##### Records for this task #####

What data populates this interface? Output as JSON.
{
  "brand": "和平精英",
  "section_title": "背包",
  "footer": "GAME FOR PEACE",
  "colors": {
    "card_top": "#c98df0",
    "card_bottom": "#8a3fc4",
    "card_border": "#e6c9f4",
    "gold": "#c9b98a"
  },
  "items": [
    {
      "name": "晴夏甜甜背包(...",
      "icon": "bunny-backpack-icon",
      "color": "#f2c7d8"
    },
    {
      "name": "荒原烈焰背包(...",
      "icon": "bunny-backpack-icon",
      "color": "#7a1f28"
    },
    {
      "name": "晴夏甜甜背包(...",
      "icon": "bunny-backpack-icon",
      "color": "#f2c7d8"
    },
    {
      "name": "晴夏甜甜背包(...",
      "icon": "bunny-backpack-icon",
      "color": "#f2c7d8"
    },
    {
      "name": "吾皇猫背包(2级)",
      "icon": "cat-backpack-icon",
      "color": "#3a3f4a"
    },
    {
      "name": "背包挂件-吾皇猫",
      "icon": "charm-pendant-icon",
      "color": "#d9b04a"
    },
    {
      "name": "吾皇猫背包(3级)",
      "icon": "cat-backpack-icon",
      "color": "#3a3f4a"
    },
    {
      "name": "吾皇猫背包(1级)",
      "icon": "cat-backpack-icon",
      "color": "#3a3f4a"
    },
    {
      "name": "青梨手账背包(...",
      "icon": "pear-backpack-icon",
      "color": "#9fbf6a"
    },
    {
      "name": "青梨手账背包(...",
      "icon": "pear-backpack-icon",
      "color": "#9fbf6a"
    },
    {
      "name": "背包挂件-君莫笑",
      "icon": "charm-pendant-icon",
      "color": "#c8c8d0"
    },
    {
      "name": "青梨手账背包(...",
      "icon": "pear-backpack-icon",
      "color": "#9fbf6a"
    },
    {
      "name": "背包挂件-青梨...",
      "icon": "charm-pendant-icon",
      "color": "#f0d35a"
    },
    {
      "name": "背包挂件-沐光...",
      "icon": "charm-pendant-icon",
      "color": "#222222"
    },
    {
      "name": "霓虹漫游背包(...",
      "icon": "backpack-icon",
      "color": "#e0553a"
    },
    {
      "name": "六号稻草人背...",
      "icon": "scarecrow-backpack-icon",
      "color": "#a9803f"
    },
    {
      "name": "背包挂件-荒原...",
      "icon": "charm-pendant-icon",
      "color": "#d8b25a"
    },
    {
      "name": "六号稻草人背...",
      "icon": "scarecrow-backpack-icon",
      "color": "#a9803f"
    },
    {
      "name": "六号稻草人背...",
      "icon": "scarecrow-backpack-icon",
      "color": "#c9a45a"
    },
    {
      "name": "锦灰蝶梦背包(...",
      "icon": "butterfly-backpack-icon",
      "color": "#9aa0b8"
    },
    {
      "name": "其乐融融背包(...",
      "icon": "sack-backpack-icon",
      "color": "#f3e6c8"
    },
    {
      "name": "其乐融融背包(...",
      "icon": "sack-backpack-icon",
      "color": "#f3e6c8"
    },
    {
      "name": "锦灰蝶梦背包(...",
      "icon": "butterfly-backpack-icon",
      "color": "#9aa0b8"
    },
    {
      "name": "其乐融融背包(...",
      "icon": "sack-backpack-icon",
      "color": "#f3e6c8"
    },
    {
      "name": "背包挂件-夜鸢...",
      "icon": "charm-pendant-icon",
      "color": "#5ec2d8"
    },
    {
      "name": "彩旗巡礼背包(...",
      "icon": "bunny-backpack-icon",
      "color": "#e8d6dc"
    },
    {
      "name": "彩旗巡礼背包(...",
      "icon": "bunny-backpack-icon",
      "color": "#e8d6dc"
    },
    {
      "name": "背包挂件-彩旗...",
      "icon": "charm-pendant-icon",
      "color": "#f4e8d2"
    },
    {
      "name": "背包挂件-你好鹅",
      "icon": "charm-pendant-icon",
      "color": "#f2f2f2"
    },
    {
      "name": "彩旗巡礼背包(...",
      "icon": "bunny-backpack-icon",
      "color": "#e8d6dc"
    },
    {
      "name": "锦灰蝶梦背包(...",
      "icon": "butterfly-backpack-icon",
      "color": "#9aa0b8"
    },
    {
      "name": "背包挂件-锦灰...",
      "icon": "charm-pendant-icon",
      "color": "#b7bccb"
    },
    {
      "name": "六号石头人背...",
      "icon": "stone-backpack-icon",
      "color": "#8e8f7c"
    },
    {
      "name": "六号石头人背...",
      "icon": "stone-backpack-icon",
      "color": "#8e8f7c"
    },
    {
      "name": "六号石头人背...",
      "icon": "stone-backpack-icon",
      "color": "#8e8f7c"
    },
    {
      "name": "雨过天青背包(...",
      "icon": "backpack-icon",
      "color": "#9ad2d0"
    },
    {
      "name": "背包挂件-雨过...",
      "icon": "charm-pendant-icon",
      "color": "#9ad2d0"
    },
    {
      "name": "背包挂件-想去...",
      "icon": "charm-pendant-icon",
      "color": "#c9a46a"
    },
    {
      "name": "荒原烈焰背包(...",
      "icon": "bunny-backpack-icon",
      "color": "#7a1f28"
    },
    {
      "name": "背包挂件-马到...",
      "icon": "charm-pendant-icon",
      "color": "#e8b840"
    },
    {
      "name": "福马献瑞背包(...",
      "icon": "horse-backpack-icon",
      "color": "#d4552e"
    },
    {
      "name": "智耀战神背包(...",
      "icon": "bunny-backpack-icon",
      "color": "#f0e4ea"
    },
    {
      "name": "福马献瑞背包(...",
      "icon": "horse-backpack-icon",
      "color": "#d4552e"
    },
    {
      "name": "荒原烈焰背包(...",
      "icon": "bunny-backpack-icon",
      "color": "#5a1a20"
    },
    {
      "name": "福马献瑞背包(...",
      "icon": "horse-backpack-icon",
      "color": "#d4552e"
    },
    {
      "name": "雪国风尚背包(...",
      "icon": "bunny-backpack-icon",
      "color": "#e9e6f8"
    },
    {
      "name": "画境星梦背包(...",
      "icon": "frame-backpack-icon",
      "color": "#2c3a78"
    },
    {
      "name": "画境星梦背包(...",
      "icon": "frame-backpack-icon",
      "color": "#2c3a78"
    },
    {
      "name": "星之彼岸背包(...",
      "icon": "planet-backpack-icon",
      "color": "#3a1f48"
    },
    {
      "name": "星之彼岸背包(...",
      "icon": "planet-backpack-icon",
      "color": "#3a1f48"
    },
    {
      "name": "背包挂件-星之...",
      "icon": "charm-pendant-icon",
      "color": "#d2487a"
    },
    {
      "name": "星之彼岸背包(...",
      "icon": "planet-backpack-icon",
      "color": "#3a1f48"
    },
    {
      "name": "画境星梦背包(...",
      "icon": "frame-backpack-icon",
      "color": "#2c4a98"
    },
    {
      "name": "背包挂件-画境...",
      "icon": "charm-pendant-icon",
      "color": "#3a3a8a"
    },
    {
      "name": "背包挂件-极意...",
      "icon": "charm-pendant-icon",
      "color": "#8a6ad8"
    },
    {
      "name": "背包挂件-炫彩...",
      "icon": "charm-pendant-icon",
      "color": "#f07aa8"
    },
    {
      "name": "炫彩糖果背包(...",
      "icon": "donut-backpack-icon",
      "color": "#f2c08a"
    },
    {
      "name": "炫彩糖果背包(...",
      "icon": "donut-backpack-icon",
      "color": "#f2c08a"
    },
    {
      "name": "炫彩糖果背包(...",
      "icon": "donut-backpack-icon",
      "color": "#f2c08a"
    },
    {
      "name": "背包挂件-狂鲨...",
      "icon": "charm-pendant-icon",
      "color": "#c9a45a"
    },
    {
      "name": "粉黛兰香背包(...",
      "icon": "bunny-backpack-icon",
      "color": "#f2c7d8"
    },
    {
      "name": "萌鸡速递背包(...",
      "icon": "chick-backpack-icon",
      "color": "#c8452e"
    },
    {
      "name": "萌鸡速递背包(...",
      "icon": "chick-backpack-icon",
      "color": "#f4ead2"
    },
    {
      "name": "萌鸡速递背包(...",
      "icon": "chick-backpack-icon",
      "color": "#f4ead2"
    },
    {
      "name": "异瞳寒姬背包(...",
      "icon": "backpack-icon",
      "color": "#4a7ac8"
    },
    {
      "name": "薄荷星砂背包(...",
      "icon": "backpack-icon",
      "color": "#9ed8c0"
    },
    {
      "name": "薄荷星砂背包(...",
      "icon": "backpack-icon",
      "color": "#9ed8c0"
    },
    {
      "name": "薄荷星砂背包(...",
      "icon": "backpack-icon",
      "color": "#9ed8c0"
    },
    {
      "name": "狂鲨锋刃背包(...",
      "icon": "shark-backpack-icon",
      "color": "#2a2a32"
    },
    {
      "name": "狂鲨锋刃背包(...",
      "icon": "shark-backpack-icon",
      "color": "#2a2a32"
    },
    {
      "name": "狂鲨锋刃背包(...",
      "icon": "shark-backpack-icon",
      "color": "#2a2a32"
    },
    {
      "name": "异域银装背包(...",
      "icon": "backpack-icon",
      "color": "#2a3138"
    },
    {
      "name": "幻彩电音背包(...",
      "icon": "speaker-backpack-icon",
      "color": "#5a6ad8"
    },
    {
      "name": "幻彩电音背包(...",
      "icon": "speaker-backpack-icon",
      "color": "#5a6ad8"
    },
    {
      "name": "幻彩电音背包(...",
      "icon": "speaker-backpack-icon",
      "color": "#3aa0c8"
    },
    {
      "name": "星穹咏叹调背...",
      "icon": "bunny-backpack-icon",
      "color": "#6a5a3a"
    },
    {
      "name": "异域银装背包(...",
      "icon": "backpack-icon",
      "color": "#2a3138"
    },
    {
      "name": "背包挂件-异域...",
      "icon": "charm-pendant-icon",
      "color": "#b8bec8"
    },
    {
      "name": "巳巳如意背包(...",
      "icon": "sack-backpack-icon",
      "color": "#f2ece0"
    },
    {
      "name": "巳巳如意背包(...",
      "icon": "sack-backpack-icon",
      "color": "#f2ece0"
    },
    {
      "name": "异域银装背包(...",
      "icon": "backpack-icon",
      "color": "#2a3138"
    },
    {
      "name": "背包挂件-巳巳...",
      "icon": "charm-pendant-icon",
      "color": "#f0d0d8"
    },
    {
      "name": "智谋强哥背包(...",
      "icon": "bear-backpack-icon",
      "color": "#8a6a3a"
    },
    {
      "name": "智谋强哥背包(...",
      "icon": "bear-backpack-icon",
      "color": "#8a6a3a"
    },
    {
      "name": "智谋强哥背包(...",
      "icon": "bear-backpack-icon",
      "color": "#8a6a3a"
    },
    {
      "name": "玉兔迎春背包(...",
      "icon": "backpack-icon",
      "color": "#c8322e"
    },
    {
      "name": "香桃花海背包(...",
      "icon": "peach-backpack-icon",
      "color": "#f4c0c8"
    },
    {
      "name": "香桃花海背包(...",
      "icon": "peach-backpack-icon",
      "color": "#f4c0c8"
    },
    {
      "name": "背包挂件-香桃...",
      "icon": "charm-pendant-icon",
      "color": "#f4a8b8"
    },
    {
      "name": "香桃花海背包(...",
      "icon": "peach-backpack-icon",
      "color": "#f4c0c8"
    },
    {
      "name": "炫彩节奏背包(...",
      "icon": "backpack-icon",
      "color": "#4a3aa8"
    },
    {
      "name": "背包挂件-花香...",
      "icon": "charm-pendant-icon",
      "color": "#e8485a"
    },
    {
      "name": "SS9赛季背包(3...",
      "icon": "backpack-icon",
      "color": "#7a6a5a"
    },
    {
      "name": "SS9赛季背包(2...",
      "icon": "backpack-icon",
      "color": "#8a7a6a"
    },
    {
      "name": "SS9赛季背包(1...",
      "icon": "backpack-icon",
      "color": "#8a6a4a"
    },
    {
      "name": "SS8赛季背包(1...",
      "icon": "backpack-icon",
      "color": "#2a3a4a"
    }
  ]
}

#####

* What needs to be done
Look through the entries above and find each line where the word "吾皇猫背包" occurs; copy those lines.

* Exercise output
      "name": "吾皇猫背包(2级)",
      "name": "吾皇猫背包(3级)",
      "name": "吾皇猫背包(1级)",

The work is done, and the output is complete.